      Do they need it for practical purposes? No. It’s a purely symbolic law that’s intended to reinforce the definition (already established in South Dakota law) of fetus-as-person. There is arguably an inconsistency – albeit a meaningless one in practice – between the inclusion of an unborn child as a potential victim of manslaughter and the failure to include an unborn child as a victim in whose defense one may justifiably kill another.

      So this is mainly just an attempt to consolidate a legislative victory won by the pro-life side a long time ago.Report

    • Avatar David Cheatham in reply to Steve S. says:

      Indeed, this is just dog-whistle nonsense.

      It’s functionally impossible for someone to be endangering the life of an a fetus without endangering the life of the woman carrying it. At least, if they’re endangering it in a way that a self-defense claim would work…they could poison it or something, but you don’t normally have to kill poisoners to stop them, and that wouldn’t work in court.

      The only way this important is if you believe this is happening. Maybe pro-lifer believe that abortion doctors are drugging women and doing abortions without their consent?

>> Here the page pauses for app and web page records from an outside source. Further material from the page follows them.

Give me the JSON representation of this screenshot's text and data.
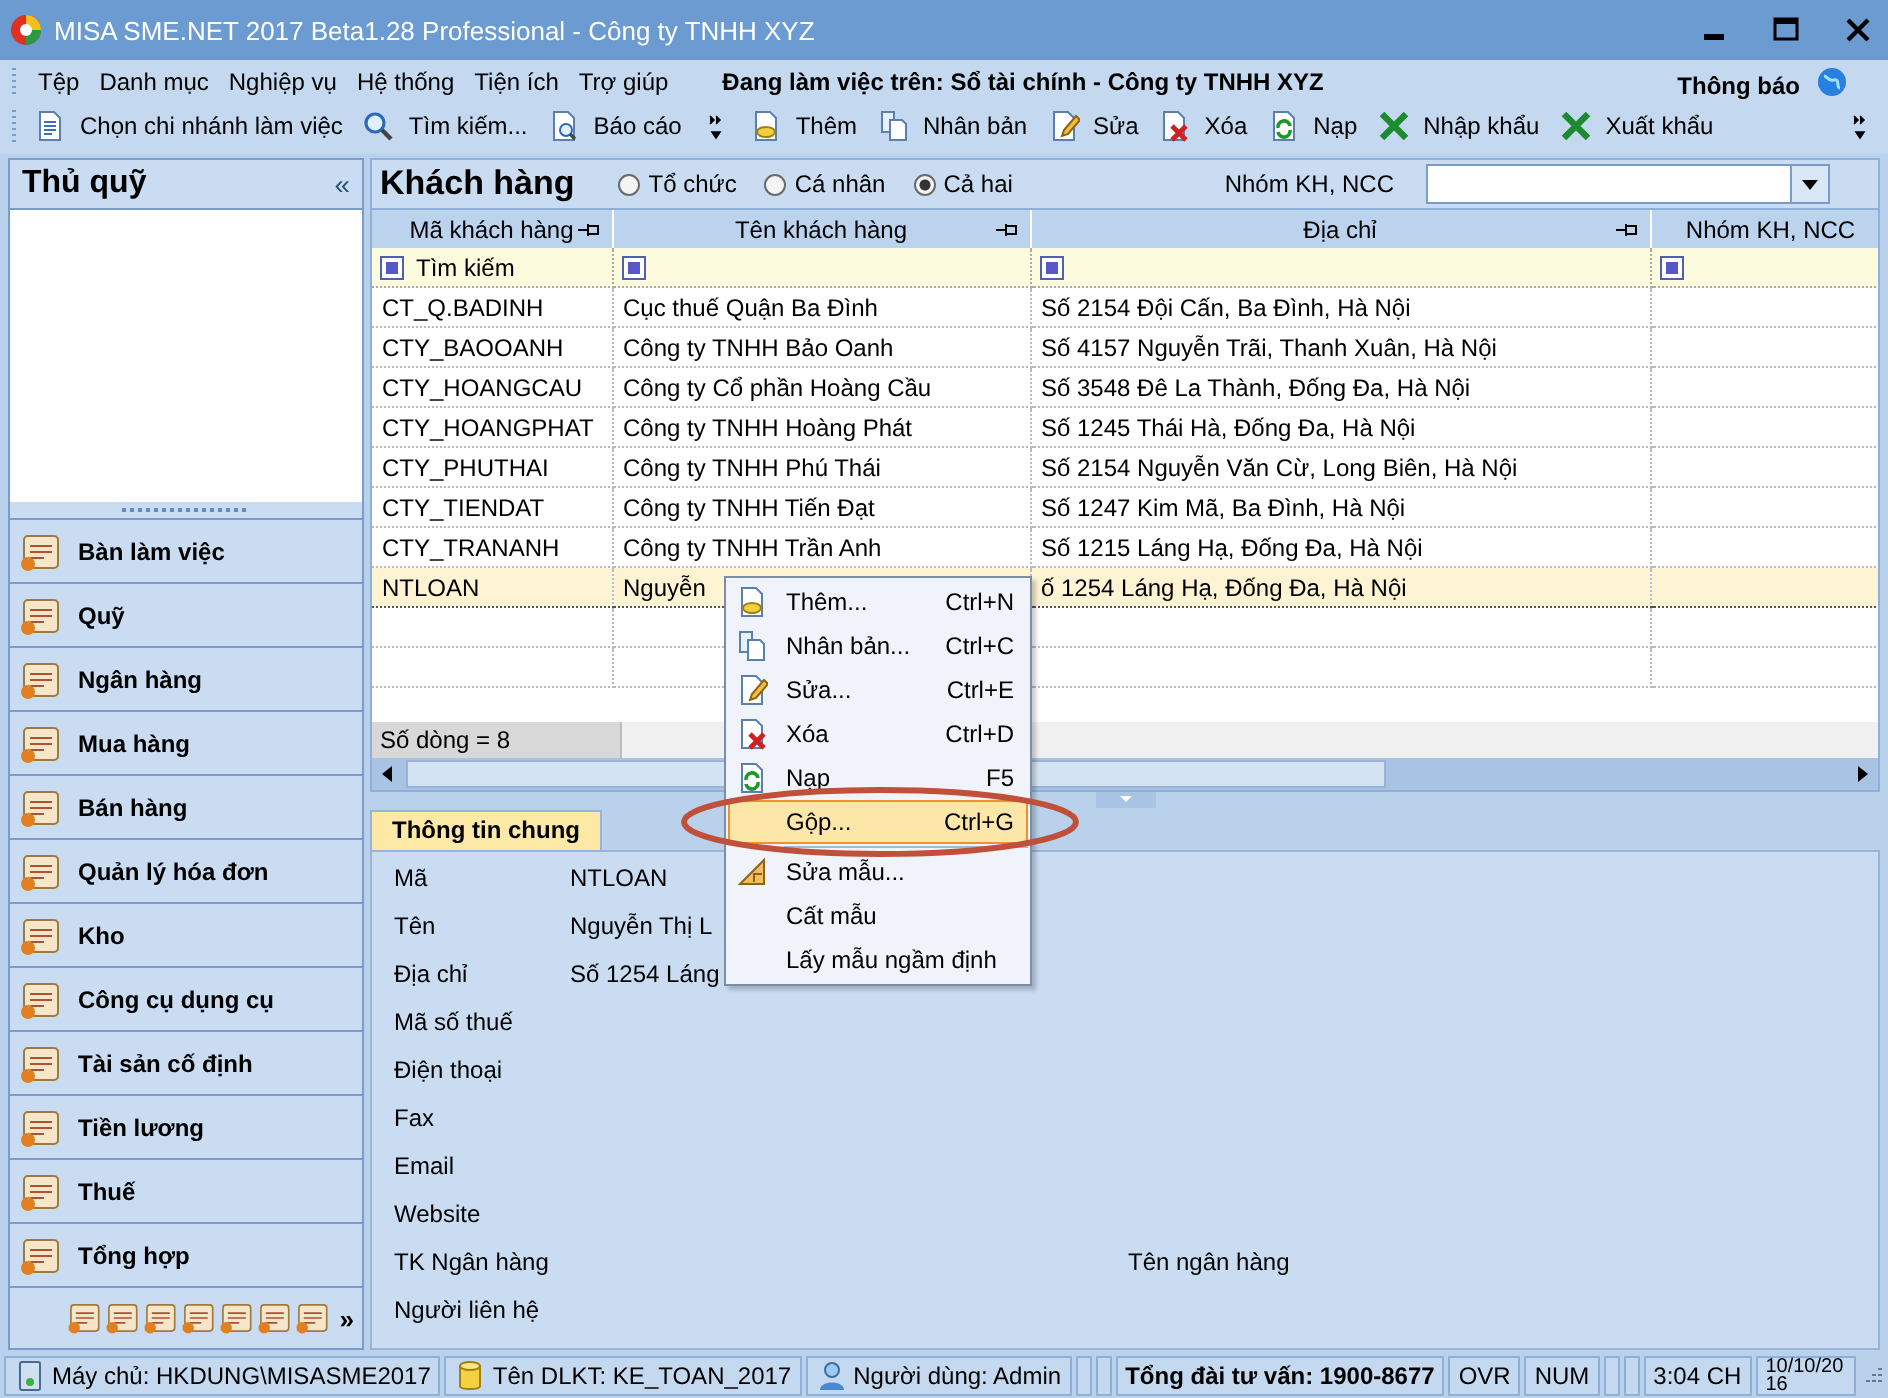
{
  "window": {
    "title": "MISA SME.NET 2017 Beta1.28 Professional - Công ty TNHH XYZ"
  },
  "menu": [
    "Tệp",
    "Danh mục",
    "Nghiệp vụ",
    "Hệ thống",
    "Tiện ích",
    "Trợ giúp"
  ],
  "working_on": "Đang làm việc trên: Sổ tài chính - Công ty TNHH XYZ",
  "notifications": "Thông báo",
  "toolbar_left": [
    {
      "label": "Chọn chi nhánh làm việc",
      "kind": "doc"
    },
    {
      "label": "Tìm kiếm...",
      "kind": "search"
    },
    {
      "label": "Báo cáo",
      "kind": "report"
    }
  ],
  "toolbar_right": [
    {
      "label": "Thêm",
      "kind": "add"
    },
    {
      "label": "Nhân bản",
      "kind": "copy"
    },
    {
      "label": "Sửa",
      "kind": "edit"
    },
    {
      "label": "Xóa",
      "kind": "delete"
    },
    {
      "label": "Nạp",
      "kind": "refresh"
    },
    {
      "label": "Nhập khẩu",
      "kind": "excel"
    },
    {
      "label": "Xuất khẩu",
      "kind": "excel"
    }
  ],
  "sidebar": {
    "title": "Thủ quỹ",
    "collapse": "«",
    "modules": [
      "Bàn làm việc",
      "Quỹ",
      "Ngân hàng",
      "Mua hàng",
      "Bán hàng",
      "Quản lý hóa đơn",
      "Kho",
      "Công cụ dụng cụ",
      "Tài sản cố định",
      "Tiền lương",
      "Thuế",
      "Tổng hợp"
    ],
    "more": "»"
  },
  "customers": {
    "title": "Khách hàng",
    "filter_options": [
      {
        "label": "Tổ chức",
        "selected": false
      },
      {
        "label": "Cá nhân",
        "selected": false
      },
      {
        "label": "Cả hai",
        "selected": true
      }
    ],
    "group_label": "Nhóm KH, NCC",
    "columns": [
      "Mã khách hàng",
      "Tên khách hàng",
      "Địa chỉ",
      "Nhóm KH, NCC"
    ],
    "search_placeholder": "Tìm kiếm",
    "rows": [
      {
        "cells": [
          "CT_Q.BADINH",
          "Cục thuế Quận Ba Đình",
          "Số 2154 Đội Cấn, Ba Đình, Hà Nội"
        ],
        "selected": false
      },
      {
        "cells": [
          "CTY_BAOOANH",
          "Công ty TNHH Bảo Oanh",
          "Số 4157 Nguyễn Trãi, Thanh Xuân, Hà Nội"
        ],
        "selected": false
      },
      {
        "cells": [
          "CTY_HOANGCAU",
          "Công ty Cổ phần Hoàng Cầu",
          "Số 3548 Đê La Thành, Đống Đa, Hà Nội"
        ],
        "selected": false
      },
      {
        "cells": [
          "CTY_HOANGPHAT",
          "Công ty TNHH Hoàng Phát",
          "Số 1245 Thái Hà, Đống Đa, Hà Nội"
        ],
        "selected": false
      },
      {
        "cells": [
          "CTY_PHUTHAI",
          "Công ty TNHH Phú Thái",
          "Số 2154 Nguyễn Văn Cừ, Long Biên, Hà Nội"
        ],
        "selected": false
      },
      {
        "cells": [
          "CTY_TIENDAT",
          "Công ty TNHH Tiến Đạt",
          "Số 1247 Kim Mã, Ba Đình, Hà Nội"
        ],
        "selected": false
      },
      {
        "cells": [
          "CTY_TRANANH",
          "Công ty TNHH Trần Anh",
          "Số 1215 Láng Hạ, Đống Đa, Hà Nội"
        ],
        "selected": false
      },
      {
        "cells": [
          "NTLOAN",
          "Nguyễn",
          "ố 1254 Láng Hạ, Đống Đa, Hà Nội"
        ],
        "selected": true
      }
    ],
    "row_count": "Số dòng = 8"
  },
  "context_menu": {
    "groups": [
      [
        {
          "label": "Thêm...",
          "shortcut": "Ctrl+N",
          "kind": "add",
          "highlighted": false
        },
        {
          "label": "Nhân bản...",
          "shortcut": "Ctrl+C",
          "kind": "copy",
          "highlighted": false
        },
        {
          "label": "Sửa...",
          "shortcut": "Ctrl+E",
          "kind": "edit",
          "highlighted": false
        },
        {
          "label": "Xóa",
          "shortcut": "Ctrl+D",
          "kind": "delete",
          "highlighted": false
        },
        {
          "label": "Nạp",
          "shortcut": "F5",
          "kind": "refresh",
          "highlighted": false
        },
        {
          "label": "Gộp...",
          "shortcut": "Ctrl+G",
          "kind": "plain",
          "highlighted": true
        }
      ],
      [
        {
          "label": "Sửa mẫu...",
          "kind": "ruler",
          "highlighted": false
        },
        {
          "label": "Cất mẫu",
          "kind": "plain",
          "highlighted": false
        },
        {
          "label": "Lấy mẫu ngầm định",
          "kind": "plain",
          "highlighted": false
        }
      ]
    ]
  },
  "details": {
    "tab": "Thông tin chung",
    "fields": [
      {
        "label": "Mã",
        "value": "NTLOAN"
      },
      {
        "label": "Tên",
        "value": "Nguyễn Thị L"
      },
      {
        "label": "Địa chỉ",
        "value": "Số 1254 Láng"
      },
      {
        "label": "Mã số thuế"
      },
      {
        "label": "Điện thoại"
      },
      {
        "label": "Fax"
      },
      {
        "label": "Email"
      },
      {
        "label": "Website"
      },
      {
        "label": "TK Ngân hàng",
        "side_label": "Tên ngân hàng"
      },
      {
        "label": "Người liên hệ"
      }
    ]
  },
  "status_bar": [
    {
      "kind": "server",
      "text": "Máy chủ: HKDUNG\\MISASME2017"
    },
    {
      "kind": "database",
      "text": "Tên DLKT: KE_TOAN_2017"
    },
    {
      "kind": "user",
      "text": "Người dùng: Admin"
    },
    {
      "kind": "empty"
    },
    {
      "kind": "empty"
    },
    {
      "kind": "bold",
      "text": "Tổng đài tư vấn: 1900-8677"
    },
    {
      "kind": "text",
      "text": "OVR"
    },
    {
      "kind": "text",
      "text": "NUM"
    },
    {
      "kind": "empty"
    },
    {
      "kind": "empty"
    },
    {
      "kind": "text",
      "text": "3:04 CH"
    },
    {
      "kind": "date",
      "text": "10/10/2016"
    }
  ]
}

      Although that still doesn’t make a lot of sense. Legally, if someone drugs someone else, and starts cutting them up, you can probably just shoot them in justifiable homicide anyway, even if they claim they were a doctor and just committing _really_ aggravated assault that they intended the person to live through. (This whole thing is surreally unlikely, though.)

      Does anyone else find it odd that the ‘defense of other’ clause only lets you do it for family? Surely, if someone is about to murder a total stranger, you can legally shoot them too.Report

  11. Avatar Boonton says:

    Say Roe was overturned and the state made abortion illegal. It would seem like killing abortion providers would be permitted by this law. Perhaps we have a case where we have a back door to legalized lynch mobs with this law, ready to be triggered when and if Roe is reversed.Report

  12. Avatar Bob says:

    From The Times 2/17/2011

    Bill shelved

    “The phrasing caused concern and disbelief on both sides of the abortion debate, with activists in the abortion rights and anti-abortion movements calling the language poorly conceived at best, and perhaps an incitement to violence. The bill was cheered, though, by those anti-abortion activists who argue that the use of violence is justified to stop doctors from carrying out abortions..